== Exercise objective ==
In every line of the records, look for "value", then report how many lines have it and nothing else.

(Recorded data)
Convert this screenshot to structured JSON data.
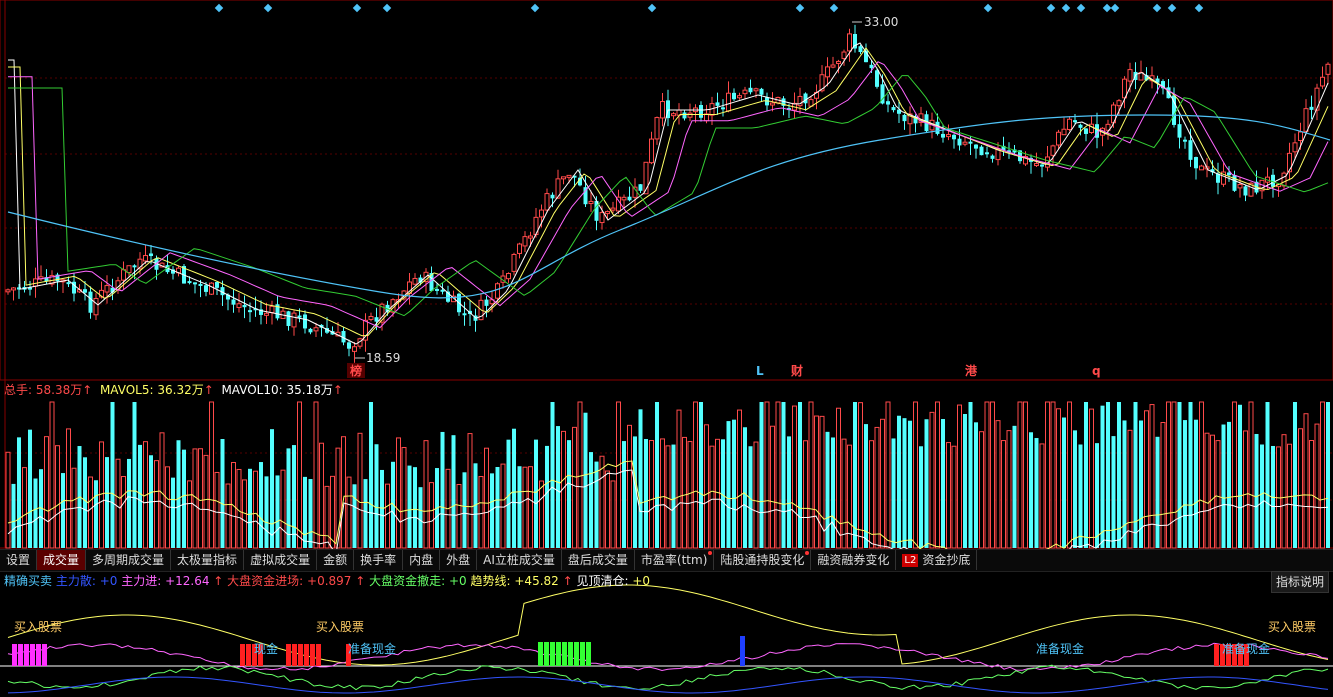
{
  "colors": {
    "up": "#ff4a4a",
    "down": "#54ffff",
    "ma5": "#ffffff",
    "ma10": "#ffff66",
    "ma20": "#ff66ff",
    "ma30": "#33cc33",
    "ma60": "#4fc3f7",
    "grid": "#550000"
  },
  "price_panel": {
    "high_label": "33.00",
    "low_label": "18.59"
  },
  "event_markers": [
    {
      "label": "榜",
      "color": "#ff4a4a",
      "bg": "#550000"
    },
    {
      "label": "L",
      "color": "#4fc3f7",
      "bg": ""
    },
    {
      "label": "财",
      "color": "#ff4a4a",
      "bg": ""
    },
    {
      "label": "港",
      "color": "#ff4a4a",
      "bg": ""
    },
    {
      "label": "q",
      "color": "#ff4a4a",
      "bg": ""
    }
  ],
  "volume_legend": [
    {
      "label": "总手:",
      "value": "58.38万",
      "color": "#ff4a4a"
    },
    {
      "label": "MAVOL5:",
      "value": "36.32万",
      "color": "#ffff66"
    },
    {
      "label": "MAVOL10:",
      "value": "35.18万",
      "color": "#ffffff"
    }
  ],
  "tabs": [
    {
      "label": "设置",
      "dot": false
    },
    {
      "label": "成交量",
      "dot": false,
      "active": true
    },
    {
      "label": "多周期成交量",
      "dot": false
    },
    {
      "label": "太极量指标",
      "dot": false
    },
    {
      "label": "虚拟成交量",
      "dot": false
    },
    {
      "label": "金额",
      "dot": false
    },
    {
      "label": "换手率",
      "dot": false
    },
    {
      "label": "内盘",
      "dot": false
    },
    {
      "label": "外盘",
      "dot": false
    },
    {
      "label": "AI立桩成交量",
      "dot": false
    },
    {
      "label": "盘后成交量",
      "dot": false
    },
    {
      "label": "市盈率(ttm)",
      "dot": true
    },
    {
      "label": "陆股通持股变化",
      "dot": true
    },
    {
      "label": "融资融券变化",
      "dot": false
    }
  ],
  "l2_tab": {
    "badge": "L2",
    "label": "资金抄底"
  },
  "help_button": "指标说明",
  "indicator_legend": [
    {
      "text": "精确买卖",
      "color": "#4fc3f7"
    },
    {
      "text": "主力散:",
      "color": "#3355ff"
    },
    {
      "text": "+0",
      "color": "#3355ff"
    },
    {
      "text": "主力进:",
      "color": "#ff66ff"
    },
    {
      "text": "+12.64",
      "color": "#ff66ff"
    },
    {
      "text": "大盘资金进场:",
      "color": "#ff4a4a"
    },
    {
      "text": "+0.897",
      "color": "#ff4a4a"
    },
    {
      "text": "大盘资金撤走:",
      "color": "#66ff66"
    },
    {
      "text": "+0",
      "color": "#66ff66"
    },
    {
      "text": "趋势线:",
      "color": "#ffff66"
    },
    {
      "text": "+45.82",
      "color": "#ffff66"
    },
    {
      "text": "见顶清仓:",
      "color": "#ffffff"
    },
    {
      "text": "+0",
      "color": "#ffff66"
    }
  ],
  "indicator_labels": [
    "买入股票",
    "现金",
    "买入股票",
    "准备现金",
    "准备现金",
    "准备现金",
    "买入股票"
  ]
}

== Output below ==
3